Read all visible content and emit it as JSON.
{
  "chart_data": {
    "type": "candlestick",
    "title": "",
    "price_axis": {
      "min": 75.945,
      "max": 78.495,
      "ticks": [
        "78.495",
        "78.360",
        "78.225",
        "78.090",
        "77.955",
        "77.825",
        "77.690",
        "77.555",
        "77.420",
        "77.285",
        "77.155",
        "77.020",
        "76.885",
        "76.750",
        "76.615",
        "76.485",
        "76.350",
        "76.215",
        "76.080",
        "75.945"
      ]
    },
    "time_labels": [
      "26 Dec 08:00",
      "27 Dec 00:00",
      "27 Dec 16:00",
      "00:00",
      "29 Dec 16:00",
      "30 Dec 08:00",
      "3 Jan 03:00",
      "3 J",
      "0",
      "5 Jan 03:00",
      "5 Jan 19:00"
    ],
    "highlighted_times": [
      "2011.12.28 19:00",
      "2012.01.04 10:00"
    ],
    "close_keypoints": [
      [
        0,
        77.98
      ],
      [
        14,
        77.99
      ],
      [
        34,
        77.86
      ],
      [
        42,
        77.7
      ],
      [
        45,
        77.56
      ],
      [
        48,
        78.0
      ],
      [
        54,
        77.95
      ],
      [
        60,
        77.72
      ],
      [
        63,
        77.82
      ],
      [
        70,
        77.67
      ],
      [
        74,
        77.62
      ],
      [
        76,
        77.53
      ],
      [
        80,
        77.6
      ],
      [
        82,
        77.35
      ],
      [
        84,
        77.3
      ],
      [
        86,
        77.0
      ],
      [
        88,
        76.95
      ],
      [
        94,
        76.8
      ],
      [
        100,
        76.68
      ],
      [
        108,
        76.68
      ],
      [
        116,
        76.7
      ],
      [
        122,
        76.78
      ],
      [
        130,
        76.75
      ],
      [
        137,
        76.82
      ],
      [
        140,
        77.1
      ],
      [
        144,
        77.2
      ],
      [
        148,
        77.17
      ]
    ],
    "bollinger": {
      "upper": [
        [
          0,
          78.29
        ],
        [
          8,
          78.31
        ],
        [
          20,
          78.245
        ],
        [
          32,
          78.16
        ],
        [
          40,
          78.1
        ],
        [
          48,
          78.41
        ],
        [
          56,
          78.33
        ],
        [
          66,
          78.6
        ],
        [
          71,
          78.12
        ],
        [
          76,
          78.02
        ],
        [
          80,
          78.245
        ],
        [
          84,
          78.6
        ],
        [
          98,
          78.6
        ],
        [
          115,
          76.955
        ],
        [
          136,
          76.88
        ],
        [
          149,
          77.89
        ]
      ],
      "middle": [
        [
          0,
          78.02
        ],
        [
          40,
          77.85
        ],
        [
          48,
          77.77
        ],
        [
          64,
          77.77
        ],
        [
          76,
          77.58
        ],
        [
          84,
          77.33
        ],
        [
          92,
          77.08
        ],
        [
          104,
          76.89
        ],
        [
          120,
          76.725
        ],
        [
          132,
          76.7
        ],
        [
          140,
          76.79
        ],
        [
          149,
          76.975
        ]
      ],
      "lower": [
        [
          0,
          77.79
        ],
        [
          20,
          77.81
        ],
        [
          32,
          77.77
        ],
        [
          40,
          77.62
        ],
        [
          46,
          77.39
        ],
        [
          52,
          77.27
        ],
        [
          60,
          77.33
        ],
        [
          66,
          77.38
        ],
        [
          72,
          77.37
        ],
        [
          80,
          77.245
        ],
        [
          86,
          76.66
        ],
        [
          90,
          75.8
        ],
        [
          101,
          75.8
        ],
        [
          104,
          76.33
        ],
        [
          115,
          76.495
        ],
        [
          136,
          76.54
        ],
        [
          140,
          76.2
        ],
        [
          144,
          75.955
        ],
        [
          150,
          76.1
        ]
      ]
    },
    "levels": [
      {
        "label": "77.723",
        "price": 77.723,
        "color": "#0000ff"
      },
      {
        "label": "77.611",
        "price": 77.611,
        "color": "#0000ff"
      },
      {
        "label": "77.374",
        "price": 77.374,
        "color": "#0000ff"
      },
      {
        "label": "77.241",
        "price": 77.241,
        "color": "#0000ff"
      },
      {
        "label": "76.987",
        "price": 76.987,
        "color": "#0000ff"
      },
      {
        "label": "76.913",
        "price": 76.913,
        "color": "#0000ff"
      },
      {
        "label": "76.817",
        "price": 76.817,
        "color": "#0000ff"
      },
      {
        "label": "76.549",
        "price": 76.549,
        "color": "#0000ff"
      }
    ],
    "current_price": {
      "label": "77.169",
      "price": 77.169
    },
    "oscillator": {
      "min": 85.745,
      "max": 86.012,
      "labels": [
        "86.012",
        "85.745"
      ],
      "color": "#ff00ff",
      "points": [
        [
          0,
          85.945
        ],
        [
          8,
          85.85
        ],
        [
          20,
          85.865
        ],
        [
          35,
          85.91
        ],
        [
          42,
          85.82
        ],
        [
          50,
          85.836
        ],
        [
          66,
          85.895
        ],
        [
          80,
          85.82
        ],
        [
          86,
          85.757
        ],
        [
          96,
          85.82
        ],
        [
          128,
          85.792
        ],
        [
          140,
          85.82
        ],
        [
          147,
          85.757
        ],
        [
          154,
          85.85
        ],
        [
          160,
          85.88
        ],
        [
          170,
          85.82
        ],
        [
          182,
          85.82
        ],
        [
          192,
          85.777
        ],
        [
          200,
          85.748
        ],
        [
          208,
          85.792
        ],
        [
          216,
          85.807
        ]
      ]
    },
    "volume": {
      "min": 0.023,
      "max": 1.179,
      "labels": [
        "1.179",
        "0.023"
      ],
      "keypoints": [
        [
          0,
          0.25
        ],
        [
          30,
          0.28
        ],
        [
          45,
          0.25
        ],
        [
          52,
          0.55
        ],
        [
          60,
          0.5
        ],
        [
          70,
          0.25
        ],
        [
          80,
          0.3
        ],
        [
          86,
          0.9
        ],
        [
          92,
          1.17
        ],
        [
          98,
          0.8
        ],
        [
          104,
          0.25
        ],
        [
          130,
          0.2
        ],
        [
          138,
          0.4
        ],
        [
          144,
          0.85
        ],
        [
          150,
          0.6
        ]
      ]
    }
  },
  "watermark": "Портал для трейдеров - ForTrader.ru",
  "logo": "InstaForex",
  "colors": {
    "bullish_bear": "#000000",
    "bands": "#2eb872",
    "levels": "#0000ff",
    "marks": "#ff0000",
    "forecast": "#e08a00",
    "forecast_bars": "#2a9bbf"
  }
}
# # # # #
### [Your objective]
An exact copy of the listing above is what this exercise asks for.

### [Written reply]
Read all visible content and emit it as JSON.
{
  "chart_data": {
    "type": "candlestick",
    "title": "",
    "price_axis": {
      "min": 75.945,
      "max": 78.495,
      "ticks": [
        "78.495",
        "78.360",
        "78.225",
        "78.090",
        "77.955",
        "77.825",
        "77.690",
        "77.555",
        "77.420",
        "77.285",
        "77.155",
        "77.020",
        "76.885",
        "76.750",
        "76.615",
        "76.485",
        "76.350",
        "76.215",
        "76.080",
        "75.945"
      ]
    },
    "time_labels": [
      "26 Dec 08:00",
      "27 Dec 00:00",
      "27 Dec 16:00",
      "00:00",
      "29 Dec 16:00",
      "30 Dec 08:00",
      "3 Jan 03:00",
      "3 J",
      "0",
      "5 Jan 03:00",
      "5 Jan 19:00"
    ],
    "highlighted_times": [
      "2011.12.28 19:00",
      "2012.01.04 10:00"
    ],
    "close_keypoints": [
      [
        0,
        77.98
      ],
      [
        14,
        77.99
      ],
      [
        34,
        77.86
      ],
      [
        42,
        77.7
      ],
      [
        45,
        77.56
      ],
      [
        48,
        78.0
      ],
      [
        54,
        77.95
      ],
      [
        60,
        77.72
      ],
      [
        63,
        77.82
      ],
      [
        70,
        77.67
      ],
      [
        74,
        77.62
      ],
      [
        76,
        77.53
      ],
      [
        80,
        77.6
      ],
      [
        82,
        77.35
      ],
      [
        84,
        77.3
      ],
      [
        86,
        77.0
      ],
      [
        88,
        76.95
      ],
      [
        94,
        76.8
      ],
      [
        100,
        76.68
      ],
      [
        108,
        76.68
      ],
      [
        116,
        76.7
      ],
      [
        122,
        76.78
      ],
      [
        130,
        76.75
      ],
      [
        137,
        76.82
      ],
      [
        140,
        77.1
      ],
      [
        144,
        77.2
      ],
      [
        148,
        77.17
      ]
    ],
    "bollinger": {
      "upper": [
        [
          0,
          78.29
        ],
        [
          8,
          78.31
        ],
        [
          20,
          78.245
        ],
        [
          32,
          78.16
        ],
        [
          40,
          78.1
        ],
        [
          48,
          78.41
        ],
        [
          56,
          78.33
        ],
        [
          66,
          78.6
        ],
        [
          71,
          78.12
        ],
        [
          76,
          78.02
        ],
        [
          80,
          78.245
        ],
        [
          84,
          78.6
        ],
        [
          98,
          78.6
        ],
        [
          115,
          76.955
        ],
        [
          136,
          76.88
        ],
        [
          149,
          77.89
        ]
      ],
      "middle": [
        [
          0,
          78.02
        ],
        [
          40,
          77.85
        ],
        [
          48,
          77.77
        ],
        [
          64,
          77.77
        ],
        [
          76,
          77.58
        ],
        [
          84,
          77.33
        ],
        [
          92,
          77.08
        ],
        [
          104,
          76.89
        ],
        [
          120,
          76.725
        ],
        [
          132,
          76.7
        ],
        [
          140,
          76.79
        ],
        [
          149,
          76.975
        ]
      ],
      "lower": [
        [
          0,
          77.79
        ],
        [
          20,
          77.81
        ],
        [
          32,
          77.77
        ],
        [
          40,
          77.62
        ],
        [
          46,
          77.39
        ],
        [
          52,
          77.27
        ],
        [
          60,
          77.33
        ],
        [
          66,
          77.38
        ],
        [
          72,
          77.37
        ],
        [
          80,
          77.245
        ],
        [
          86,
          76.66
        ],
        [
          90,
          75.8
        ],
        [
          101,
          75.8
        ],
        [
          104,
          76.33
        ],
        [
          115,
          76.495
        ],
        [
          136,
          76.54
        ],
        [
          140,
          76.2
        ],
        [
          144,
          75.955
        ],
        [
          150,
          76.1
        ]
      ]
    },
    "levels": [
      {
        "label": "77.723",
        "price": 77.723,
        "color": "#0000ff"
      },
      {
        "label": "77.611",
        "price": 77.611,
        "color": "#0000ff"
      },
      {
        "label": "77.374",
        "price": 77.374,
        "color": "#0000ff"
      },
      {
        "label": "77.241",
        "price": 77.241,
        "color": "#0000ff"
      },
      {
        "label": "76.987",
        "price": 76.987,
        "color": "#0000ff"
      },
      {
        "label": "76.913",
        "price": 76.913,
        "color": "#0000ff"
      },
      {
        "label": "76.817",
        "price": 76.817,
        "color": "#0000ff"
      },
      {
        "label": "76.549",
        "price": 76.549,
        "color": "#0000ff"
      }
    ],
    "current_price": {
      "label": "77.169",
      "price": 77.169
    },
    "oscillator": {
      "min": 85.745,
      "max": 86.012,
      "labels": [
        "86.012",
        "85.745"
      ],
      "color": "#ff00ff",
      "points": [
        [
          0,
          85.945
        ],
        [
          8,
          85.85
        ],
        [
          20,
          85.865
        ],
        [
          35,
          85.91
        ],
        [
          42,
          85.82
        ],
        [
          50,
          85.836
        ],
        [
          66,
          85.895
        ],
        [
          80,
          85.82
        ],
        [
          86,
          85.757
        ],
        [
          96,
          85.82
        ],
        [
          128,
          85.792
        ],
        [
          140,
          85.82
        ],
        [
          147,
          85.757
        ],
        [
          154,
          85.85
        ],
        [
          160,
          85.88
        ],
        [
          170,
          85.82
        ],
        [
          182,
          85.82
        ],
        [
          192,
          85.777
        ],
        [
          200,
          85.748
        ],
        [
          208,
          85.792
        ],
        [
          216,
          85.807
        ]
      ]
    },
    "volume": {
      "min": 0.023,
      "max": 1.179,
      "labels": [
        "1.179",
        "0.023"
      ],
      "keypoints": [
        [
          0,
          0.25
        ],
        [
          30,
          0.28
        ],
        [
          45,
          0.25
        ],
        [
          52,
          0.55
        ],
        [
          60,
          0.5
        ],
        [
          70,
          0.25
        ],
        [
          80,
          0.3
        ],
        [
          86,
          0.9
        ],
        [
          92,
          1.17
        ],
        [
          98,
          0.8
        ],
        [
          104,
          0.25
        ],
        [
          130,
          0.2
        ],
        [
          138,
          0.4
        ],
        [
          144,
          0.85
        ],
        [
          150,
          0.6
        ]
      ]
    }
  },
  "watermark": "Портал для трейдеров - ForTrader.ru",
  "logo": "InstaForex",
  "colors": {
    "bullish_bear": "#000000",
    "bands": "#2eb872",
    "levels": "#0000ff",
    "marks": "#ff0000",
    "forecast": "#e08a00",
    "forecast_bars": "#2a9bbf"
  }
}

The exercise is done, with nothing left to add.